Bans on Natural Gas
Why are cities starting to ban natural gas? There has been a new trend started in the last couple of months. Cities are taking a bold step and entirely banning natural gas. Why now?
Here is a series of events that have resulted in these actions.
For decades California has been using former oil wells to store natural gas underground. Both PG&E and SoCal Gas operate huge underground storage facilities. On October 23, 2015, a seven-inch diameter metal casing broke underground at a natural gas storage facility in Southern California. The impacts would forever change energy policy in the state.
The release at the Aliso Canyon storage facility was the largest single natural gas leak in US history. The daily leakage of methane released was equal to the emissions generated by 4.5 million cars in one day. On February 18, 2016, the leak contained, nearly four months later. The carbon footprint from this event is said to be larger than the Deepwater Horizon oil leak in the Gulf of Mexico in 2010. This single event released a total of 91,000 metric tons of methane into the atmosphere.
In 2018 several reports were released on the impact of natural gas, more precisely the number of methane leaks in the transmission and distribution network. One thing all the reports agree on is the numbers we have relied on for transmission and distribution leaks are not accurate. Previously it had been predicted that distributions leaks accounted for approximately 1.8% of the total volume of the gas delivered. The surprise was that in many regions the leaks were 2 to 3 times more than previously assumed. The high levels of methane released during transmission combined with emissions from combustion are significant. This information is especially concerning in California, as over 90% of natural gas is imported from other states. When you factor in methane leaks in the distribution system, the environmental impact of natural gas use (methane) is worse than the emissions released from burning coal. This information changed the “clean natural gas” perception forever.
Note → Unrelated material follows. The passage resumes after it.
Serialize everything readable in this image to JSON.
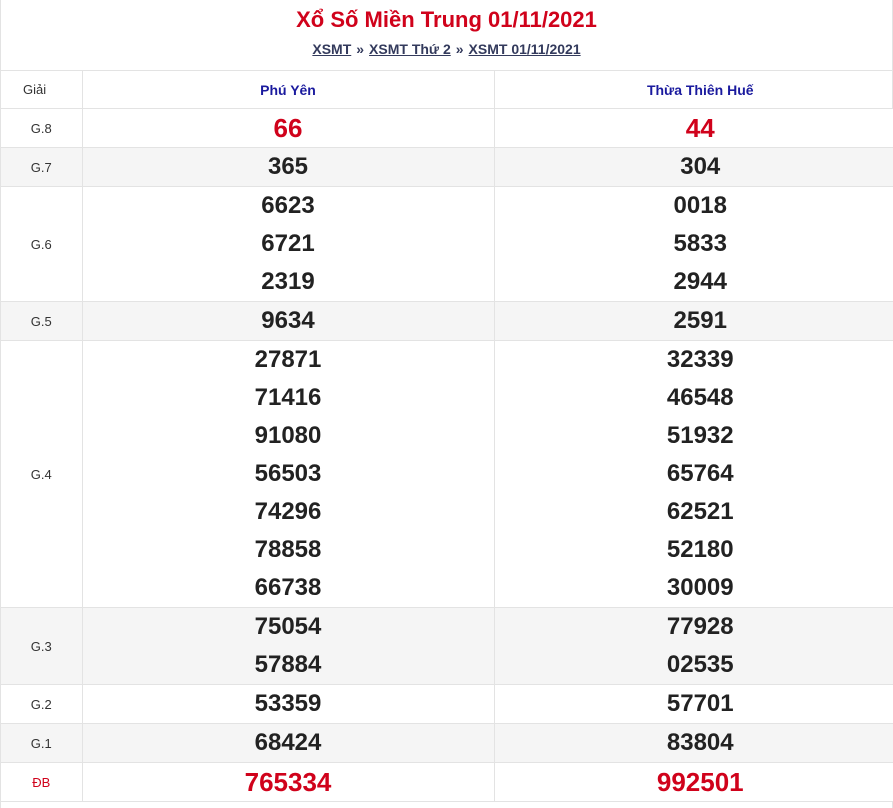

In September of 2018, Governor Jerry Brown approved Senate Bill 100. The goal of this legislation is to mandate that all electrical generation in the state of California is zero carbon by December 31, 2045. The title tells it all, 100 as in 100% carbon emissions-free. This legislation also established the State Air Resources Board (CARB) as the agency responsible for the control of emissions statewide. For reference, most utilities in the state currently offer electricity that is 30% or more emission-free. SB 100 mandates all electricity generation to be 100% emission-free by 2045.
I believe that this trifecta of events created a tipping point that shifted the policy conversation. Banning natural gas eliminates a significant source of greenhouse emissions with one action. I anticipate the trend will continue and more cities will ban natural gas as we get closer to the goals established in SB 100.
- SB-100 California Renewables Portfolio Standard Program
- NASA-Led Study Solves A Methane Puzzle
- A Survey of Methane Emissions from the California Natural Gas System
- Methane Math: Natural Gas Report
- Natural Gas Leaks Are A Much Bigger Problem Than We Thought
- Large Fugitive Methane Emissions From Urban CentersAlong the U.S. East Coast
- Local Natural Gas Production Reduces Out-Of-State Imports
Read Advocacy Update from last month: Advocacy Update, August 2019